[Recorded data]
····················

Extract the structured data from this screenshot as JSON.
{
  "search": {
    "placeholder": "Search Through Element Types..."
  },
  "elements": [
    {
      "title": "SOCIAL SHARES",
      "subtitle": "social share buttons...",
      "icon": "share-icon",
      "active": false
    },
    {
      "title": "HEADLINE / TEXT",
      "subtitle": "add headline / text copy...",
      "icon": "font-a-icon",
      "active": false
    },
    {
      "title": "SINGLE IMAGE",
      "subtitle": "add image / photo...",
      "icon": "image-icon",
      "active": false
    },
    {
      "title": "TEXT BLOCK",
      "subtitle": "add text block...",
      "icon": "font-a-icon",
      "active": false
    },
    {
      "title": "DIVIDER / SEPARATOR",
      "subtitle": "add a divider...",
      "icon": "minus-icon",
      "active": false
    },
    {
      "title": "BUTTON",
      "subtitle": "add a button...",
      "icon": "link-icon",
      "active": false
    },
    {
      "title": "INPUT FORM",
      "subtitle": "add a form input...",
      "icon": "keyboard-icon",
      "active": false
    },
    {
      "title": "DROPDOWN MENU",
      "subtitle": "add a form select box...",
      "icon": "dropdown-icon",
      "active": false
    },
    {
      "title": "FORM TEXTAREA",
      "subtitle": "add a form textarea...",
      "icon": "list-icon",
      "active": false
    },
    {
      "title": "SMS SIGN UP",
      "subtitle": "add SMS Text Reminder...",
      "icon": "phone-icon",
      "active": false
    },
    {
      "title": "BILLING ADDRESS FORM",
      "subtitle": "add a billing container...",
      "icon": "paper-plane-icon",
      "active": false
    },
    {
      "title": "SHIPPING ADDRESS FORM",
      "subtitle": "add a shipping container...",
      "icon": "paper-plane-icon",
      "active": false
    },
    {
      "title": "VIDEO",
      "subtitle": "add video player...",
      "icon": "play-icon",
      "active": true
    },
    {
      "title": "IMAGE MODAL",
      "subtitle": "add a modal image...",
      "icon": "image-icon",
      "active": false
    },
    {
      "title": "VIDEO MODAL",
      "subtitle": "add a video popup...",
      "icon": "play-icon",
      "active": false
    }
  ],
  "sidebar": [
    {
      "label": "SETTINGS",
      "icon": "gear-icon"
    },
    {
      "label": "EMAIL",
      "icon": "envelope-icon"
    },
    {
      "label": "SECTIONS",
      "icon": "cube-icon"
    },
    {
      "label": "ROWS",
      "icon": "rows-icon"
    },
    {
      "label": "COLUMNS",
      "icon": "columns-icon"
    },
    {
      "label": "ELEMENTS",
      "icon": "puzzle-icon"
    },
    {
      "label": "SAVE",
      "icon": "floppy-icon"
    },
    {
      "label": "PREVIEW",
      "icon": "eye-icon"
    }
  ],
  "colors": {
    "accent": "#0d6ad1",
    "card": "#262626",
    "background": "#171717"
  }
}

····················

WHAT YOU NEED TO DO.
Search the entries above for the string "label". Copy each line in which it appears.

RESULT.
      "label": "SETTINGS",
      "label": "EMAIL",
      "label": "SECTIONS",
      "label": "ROWS",
      "label": "COLUMNS",
      "label": "ELEMENTS",
      "label": "SAVE",
      "label": "PREVIEW",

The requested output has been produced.